- **Stored data**
****

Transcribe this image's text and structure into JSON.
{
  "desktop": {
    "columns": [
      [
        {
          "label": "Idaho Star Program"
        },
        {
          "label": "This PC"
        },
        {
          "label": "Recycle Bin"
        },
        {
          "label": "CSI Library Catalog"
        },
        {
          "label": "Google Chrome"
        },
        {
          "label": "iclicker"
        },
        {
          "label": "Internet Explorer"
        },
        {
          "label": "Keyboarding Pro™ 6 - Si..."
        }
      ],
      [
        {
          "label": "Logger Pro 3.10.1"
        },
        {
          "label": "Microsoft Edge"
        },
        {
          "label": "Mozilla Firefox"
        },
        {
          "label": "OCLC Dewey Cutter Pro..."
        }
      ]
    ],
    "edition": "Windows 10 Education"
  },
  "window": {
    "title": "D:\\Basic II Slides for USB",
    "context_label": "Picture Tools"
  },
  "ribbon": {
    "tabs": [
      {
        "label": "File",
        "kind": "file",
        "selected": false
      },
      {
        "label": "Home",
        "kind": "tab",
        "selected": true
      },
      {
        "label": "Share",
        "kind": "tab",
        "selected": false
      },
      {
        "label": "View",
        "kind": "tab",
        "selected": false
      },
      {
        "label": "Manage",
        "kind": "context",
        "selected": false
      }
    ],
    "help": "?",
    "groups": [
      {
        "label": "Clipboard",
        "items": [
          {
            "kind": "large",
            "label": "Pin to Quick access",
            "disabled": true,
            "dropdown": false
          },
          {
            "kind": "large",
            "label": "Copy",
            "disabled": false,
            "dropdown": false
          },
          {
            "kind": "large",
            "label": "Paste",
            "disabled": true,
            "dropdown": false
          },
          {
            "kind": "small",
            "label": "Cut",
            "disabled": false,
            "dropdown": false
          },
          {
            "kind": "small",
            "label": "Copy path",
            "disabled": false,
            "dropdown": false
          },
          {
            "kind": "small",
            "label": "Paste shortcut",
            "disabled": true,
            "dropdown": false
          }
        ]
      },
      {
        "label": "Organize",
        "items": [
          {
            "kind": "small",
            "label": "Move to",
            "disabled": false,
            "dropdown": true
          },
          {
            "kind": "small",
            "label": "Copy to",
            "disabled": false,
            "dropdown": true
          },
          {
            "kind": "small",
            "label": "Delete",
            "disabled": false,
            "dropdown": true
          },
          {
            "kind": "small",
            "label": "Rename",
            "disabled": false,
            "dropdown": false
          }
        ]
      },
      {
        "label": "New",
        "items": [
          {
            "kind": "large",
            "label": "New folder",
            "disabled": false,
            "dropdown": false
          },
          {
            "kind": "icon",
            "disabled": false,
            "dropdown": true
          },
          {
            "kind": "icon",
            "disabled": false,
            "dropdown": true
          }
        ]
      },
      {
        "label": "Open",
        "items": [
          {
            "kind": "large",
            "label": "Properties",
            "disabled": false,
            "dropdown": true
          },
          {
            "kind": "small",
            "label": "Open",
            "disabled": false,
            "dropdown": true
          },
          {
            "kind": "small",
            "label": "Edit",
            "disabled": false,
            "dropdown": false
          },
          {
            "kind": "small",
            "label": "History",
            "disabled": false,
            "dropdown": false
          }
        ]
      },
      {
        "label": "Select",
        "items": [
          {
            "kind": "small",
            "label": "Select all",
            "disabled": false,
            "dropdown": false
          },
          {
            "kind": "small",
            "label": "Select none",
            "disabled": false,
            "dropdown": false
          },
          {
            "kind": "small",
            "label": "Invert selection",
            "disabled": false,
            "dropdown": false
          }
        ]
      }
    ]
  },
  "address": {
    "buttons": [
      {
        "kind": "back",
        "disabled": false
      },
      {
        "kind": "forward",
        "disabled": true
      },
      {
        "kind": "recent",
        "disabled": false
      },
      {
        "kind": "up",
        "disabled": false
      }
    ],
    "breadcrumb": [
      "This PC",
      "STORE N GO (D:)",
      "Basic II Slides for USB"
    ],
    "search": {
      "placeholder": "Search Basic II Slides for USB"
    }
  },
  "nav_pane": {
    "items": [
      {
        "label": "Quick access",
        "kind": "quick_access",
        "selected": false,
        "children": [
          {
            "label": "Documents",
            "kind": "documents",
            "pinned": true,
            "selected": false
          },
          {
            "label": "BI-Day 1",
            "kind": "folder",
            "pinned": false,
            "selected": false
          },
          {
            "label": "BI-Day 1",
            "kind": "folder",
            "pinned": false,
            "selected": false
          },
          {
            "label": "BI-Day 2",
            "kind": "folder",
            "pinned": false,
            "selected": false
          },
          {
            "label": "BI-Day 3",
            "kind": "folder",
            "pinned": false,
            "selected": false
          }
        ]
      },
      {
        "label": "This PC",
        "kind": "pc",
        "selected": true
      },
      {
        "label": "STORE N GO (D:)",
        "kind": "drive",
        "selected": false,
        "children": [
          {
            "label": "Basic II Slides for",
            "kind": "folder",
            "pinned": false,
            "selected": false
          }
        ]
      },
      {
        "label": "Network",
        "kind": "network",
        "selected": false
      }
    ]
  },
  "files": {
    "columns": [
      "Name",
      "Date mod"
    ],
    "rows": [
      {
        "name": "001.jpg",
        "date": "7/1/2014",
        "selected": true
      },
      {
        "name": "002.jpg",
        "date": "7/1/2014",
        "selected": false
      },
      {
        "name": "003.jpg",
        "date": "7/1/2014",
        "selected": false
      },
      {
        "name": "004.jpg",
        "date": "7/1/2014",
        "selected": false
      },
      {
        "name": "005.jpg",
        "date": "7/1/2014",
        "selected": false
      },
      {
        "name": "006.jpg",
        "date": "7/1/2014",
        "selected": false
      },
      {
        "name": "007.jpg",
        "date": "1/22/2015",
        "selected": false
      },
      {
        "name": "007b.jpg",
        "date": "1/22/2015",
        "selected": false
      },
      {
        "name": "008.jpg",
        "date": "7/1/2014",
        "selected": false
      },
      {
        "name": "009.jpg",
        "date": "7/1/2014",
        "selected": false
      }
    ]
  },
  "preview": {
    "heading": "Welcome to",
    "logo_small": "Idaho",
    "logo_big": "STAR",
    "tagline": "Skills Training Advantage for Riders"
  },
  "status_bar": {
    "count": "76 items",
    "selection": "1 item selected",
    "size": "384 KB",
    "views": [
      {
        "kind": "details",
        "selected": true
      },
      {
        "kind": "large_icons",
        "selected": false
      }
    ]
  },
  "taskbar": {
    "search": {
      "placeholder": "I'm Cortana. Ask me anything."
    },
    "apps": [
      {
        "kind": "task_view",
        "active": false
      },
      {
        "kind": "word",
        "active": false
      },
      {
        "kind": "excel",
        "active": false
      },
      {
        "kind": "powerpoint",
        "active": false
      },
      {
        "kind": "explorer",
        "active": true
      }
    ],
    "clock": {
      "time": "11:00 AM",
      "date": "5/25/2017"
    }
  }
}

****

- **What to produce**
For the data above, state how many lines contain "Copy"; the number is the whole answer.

- **Finished task**
3